What the task asks » Search the data below for "structured"; list each line that holds it.

Stored data
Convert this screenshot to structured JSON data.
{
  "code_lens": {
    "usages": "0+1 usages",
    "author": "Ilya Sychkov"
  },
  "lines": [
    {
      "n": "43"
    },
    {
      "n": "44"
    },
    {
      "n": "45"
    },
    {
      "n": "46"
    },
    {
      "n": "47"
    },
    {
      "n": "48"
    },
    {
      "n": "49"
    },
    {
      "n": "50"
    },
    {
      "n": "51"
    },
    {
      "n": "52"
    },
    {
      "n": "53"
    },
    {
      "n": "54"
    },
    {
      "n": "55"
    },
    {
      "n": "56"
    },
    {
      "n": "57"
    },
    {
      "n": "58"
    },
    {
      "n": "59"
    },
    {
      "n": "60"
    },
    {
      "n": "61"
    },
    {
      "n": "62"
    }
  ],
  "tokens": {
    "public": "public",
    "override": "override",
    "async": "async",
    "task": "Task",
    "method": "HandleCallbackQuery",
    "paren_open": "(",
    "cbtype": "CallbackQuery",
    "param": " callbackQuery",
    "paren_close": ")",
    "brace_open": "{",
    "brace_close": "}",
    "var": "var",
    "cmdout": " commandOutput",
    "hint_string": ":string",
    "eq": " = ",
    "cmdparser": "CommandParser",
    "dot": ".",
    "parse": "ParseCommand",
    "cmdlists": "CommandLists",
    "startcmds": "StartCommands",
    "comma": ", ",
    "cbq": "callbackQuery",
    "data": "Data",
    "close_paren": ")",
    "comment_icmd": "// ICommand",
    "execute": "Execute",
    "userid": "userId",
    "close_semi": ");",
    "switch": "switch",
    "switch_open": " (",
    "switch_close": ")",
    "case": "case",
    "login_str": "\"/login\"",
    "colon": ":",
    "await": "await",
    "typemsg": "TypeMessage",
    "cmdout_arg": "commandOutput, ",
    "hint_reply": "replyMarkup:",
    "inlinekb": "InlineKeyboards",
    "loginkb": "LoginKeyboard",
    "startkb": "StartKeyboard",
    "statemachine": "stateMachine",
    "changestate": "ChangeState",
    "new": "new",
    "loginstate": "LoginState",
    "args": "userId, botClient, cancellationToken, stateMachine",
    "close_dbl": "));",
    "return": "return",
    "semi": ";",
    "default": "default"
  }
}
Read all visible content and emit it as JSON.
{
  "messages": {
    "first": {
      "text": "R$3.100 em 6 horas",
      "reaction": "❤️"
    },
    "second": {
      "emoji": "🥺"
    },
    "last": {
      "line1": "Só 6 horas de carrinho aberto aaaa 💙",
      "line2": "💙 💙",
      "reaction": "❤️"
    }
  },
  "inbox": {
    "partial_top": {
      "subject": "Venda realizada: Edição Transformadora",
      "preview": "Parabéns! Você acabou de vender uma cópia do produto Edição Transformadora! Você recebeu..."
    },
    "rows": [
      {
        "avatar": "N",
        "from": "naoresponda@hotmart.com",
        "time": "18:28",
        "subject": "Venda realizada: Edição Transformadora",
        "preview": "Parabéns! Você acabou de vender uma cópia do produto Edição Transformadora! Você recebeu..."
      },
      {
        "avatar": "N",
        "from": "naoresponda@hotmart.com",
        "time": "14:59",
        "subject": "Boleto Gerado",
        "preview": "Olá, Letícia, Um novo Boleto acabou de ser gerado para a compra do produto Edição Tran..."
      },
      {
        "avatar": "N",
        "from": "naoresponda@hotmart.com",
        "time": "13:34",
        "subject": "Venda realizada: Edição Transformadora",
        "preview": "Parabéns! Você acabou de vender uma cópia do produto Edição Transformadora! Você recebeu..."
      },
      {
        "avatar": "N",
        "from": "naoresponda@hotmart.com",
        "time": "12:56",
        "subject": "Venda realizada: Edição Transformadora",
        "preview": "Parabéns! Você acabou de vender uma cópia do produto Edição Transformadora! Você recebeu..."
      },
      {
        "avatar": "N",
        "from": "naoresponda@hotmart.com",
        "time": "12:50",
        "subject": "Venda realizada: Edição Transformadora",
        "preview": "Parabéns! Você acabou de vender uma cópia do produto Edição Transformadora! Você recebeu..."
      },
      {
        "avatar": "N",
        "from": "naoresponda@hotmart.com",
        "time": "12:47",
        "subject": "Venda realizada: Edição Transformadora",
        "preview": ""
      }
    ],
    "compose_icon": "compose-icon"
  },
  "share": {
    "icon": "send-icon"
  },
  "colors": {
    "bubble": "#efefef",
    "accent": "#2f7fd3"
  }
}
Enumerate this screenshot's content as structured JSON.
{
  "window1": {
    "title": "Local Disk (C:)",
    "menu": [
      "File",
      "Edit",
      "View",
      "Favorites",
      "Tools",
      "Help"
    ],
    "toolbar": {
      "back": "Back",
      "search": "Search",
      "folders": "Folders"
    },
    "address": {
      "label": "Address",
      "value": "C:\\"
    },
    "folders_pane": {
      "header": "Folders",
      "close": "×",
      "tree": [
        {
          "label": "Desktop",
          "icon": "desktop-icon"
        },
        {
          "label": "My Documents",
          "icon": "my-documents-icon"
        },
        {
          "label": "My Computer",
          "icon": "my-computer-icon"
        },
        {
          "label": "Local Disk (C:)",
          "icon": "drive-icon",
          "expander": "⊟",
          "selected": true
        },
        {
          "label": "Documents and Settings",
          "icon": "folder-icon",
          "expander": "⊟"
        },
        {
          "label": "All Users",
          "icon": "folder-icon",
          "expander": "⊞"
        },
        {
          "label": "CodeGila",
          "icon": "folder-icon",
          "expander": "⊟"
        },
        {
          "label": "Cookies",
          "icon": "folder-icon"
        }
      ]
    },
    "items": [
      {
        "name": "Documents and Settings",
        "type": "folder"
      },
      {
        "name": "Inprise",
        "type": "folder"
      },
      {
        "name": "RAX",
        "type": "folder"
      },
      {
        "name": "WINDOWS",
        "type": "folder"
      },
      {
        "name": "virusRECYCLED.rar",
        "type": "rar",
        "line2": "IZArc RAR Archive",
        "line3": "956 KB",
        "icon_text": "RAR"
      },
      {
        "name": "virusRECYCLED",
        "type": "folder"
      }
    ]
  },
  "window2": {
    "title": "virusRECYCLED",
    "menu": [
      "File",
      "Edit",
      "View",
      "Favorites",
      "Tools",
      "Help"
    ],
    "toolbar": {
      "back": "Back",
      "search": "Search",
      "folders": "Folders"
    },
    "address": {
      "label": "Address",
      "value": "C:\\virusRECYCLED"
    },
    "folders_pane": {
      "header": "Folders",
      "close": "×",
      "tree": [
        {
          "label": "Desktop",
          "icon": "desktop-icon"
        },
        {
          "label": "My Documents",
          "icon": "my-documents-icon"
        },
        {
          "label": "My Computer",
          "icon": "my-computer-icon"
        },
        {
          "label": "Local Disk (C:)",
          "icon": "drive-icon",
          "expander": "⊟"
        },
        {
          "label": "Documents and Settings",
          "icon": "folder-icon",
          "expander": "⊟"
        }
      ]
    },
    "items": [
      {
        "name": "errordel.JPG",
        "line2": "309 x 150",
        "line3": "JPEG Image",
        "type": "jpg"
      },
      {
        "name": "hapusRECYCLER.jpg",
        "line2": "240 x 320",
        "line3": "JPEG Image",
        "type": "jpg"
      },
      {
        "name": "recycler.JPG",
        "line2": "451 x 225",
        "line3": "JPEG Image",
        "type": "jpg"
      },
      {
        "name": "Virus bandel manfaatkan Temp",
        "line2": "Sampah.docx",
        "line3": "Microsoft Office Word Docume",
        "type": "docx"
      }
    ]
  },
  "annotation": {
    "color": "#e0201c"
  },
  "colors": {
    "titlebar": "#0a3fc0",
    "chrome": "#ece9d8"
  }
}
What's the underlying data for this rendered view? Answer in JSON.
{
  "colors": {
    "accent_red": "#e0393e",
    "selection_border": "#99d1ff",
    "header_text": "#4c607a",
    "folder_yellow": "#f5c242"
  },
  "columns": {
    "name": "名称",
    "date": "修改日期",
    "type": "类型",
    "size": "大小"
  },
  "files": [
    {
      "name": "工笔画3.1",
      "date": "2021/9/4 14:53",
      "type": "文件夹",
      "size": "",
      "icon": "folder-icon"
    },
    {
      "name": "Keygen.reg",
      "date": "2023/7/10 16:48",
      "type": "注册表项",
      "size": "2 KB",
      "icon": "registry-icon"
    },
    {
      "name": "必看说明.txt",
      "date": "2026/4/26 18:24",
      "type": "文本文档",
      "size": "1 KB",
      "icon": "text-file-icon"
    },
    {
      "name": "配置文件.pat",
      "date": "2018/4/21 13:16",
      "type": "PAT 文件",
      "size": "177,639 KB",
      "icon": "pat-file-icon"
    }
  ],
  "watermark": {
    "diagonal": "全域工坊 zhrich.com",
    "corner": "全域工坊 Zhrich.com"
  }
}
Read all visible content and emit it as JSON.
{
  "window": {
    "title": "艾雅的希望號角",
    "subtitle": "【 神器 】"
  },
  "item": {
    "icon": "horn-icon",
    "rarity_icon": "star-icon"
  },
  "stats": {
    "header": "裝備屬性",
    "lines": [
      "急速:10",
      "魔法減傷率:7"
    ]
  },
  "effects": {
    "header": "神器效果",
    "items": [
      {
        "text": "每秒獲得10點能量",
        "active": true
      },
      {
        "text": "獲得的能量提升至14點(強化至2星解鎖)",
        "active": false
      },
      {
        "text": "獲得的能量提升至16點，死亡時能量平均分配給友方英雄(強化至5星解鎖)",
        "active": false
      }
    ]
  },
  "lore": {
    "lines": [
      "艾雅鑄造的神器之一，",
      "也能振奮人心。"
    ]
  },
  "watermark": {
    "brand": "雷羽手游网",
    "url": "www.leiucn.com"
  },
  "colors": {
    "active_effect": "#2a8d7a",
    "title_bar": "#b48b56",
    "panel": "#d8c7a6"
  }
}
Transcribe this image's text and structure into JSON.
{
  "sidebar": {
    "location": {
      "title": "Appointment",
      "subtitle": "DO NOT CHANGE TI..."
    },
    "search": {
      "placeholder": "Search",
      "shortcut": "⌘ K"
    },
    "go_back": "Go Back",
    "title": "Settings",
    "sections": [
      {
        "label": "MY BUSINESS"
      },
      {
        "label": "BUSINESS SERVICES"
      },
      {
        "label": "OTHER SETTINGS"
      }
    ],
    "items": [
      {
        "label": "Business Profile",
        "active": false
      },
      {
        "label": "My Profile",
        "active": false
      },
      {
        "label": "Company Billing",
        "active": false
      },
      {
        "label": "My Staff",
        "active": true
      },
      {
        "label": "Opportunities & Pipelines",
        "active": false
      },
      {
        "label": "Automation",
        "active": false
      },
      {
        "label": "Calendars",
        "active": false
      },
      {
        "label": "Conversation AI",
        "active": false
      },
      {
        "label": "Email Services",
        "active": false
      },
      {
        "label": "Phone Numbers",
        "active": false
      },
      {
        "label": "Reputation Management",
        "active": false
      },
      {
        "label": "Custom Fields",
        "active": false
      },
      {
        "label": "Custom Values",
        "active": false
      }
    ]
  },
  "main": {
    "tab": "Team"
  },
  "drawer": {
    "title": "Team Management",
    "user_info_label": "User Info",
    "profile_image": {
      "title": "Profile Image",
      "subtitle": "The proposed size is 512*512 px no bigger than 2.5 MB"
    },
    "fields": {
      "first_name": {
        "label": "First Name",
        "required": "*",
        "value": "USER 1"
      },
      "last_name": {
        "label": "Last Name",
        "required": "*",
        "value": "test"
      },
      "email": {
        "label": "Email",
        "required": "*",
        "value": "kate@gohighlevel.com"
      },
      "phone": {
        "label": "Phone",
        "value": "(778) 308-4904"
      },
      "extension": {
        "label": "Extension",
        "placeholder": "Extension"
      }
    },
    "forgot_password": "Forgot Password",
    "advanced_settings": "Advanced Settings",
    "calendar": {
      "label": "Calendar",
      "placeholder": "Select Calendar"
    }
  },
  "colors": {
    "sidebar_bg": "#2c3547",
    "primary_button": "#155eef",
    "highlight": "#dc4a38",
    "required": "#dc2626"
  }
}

Solution »
Convert this screenshot to structured JSON data.
Enumerate this screenshot's content as structured JSON.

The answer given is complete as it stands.